WORK ITEM
In the material below, find each line that contains the word "label" and copy it.

PROVIDED RECORDS
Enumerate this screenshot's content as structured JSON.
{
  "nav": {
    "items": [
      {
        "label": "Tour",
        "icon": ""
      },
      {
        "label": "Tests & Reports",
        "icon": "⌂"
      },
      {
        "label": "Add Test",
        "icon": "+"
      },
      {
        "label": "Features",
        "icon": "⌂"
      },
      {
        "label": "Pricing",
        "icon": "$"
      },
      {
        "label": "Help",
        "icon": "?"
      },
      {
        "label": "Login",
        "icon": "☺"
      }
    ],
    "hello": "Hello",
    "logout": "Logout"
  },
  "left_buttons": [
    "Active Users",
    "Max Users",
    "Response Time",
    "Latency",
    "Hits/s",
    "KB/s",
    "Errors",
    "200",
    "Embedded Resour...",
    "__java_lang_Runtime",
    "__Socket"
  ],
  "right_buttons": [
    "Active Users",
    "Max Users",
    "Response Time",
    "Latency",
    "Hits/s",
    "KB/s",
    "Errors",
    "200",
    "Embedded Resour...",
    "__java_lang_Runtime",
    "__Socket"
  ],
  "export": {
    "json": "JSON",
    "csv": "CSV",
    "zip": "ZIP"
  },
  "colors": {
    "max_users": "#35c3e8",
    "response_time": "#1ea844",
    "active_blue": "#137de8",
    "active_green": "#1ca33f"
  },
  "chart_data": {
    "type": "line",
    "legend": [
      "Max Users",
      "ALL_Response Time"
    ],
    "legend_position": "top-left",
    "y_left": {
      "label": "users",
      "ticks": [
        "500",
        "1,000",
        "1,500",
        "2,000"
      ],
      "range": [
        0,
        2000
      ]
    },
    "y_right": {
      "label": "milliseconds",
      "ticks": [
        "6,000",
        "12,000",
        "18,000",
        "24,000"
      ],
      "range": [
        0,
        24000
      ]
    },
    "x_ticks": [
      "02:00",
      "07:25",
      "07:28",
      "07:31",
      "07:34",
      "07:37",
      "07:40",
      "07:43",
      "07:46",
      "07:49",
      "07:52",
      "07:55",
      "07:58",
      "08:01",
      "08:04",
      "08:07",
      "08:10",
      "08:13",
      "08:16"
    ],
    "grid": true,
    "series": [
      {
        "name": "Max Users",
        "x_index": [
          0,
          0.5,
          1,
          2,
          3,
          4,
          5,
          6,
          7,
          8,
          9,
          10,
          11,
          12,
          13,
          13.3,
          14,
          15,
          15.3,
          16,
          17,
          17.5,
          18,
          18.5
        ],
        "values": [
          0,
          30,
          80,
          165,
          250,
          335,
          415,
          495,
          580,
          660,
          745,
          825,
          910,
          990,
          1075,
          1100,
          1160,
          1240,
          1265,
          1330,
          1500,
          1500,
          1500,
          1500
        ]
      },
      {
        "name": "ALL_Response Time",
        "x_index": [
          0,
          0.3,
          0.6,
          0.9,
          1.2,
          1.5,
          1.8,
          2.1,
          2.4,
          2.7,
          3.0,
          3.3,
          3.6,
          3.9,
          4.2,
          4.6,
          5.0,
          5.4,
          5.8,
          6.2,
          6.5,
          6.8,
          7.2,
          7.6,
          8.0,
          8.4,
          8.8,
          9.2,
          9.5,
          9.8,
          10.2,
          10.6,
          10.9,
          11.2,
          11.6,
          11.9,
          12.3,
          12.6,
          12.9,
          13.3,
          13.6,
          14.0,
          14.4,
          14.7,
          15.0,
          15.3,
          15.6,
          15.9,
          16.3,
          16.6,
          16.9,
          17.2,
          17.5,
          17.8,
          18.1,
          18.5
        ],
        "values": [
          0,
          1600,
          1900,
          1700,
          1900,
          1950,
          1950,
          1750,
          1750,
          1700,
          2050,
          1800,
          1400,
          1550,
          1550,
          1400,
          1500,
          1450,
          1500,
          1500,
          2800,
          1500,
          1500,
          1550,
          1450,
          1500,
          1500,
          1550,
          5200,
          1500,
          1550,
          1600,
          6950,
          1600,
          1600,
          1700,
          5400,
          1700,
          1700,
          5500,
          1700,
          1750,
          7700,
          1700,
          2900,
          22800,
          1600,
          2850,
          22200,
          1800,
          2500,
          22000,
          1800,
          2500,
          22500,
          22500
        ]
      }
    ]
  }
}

PROBLEM SOLUTION
        "label": "Tour",
        "label": "Tests & Reports",
        "label": "Add Test",
        "label": "Features",
        "label": "Pricing",
        "label": "Help",
        "label": "Login",
      "label": "users",
      "label": "milliseconds",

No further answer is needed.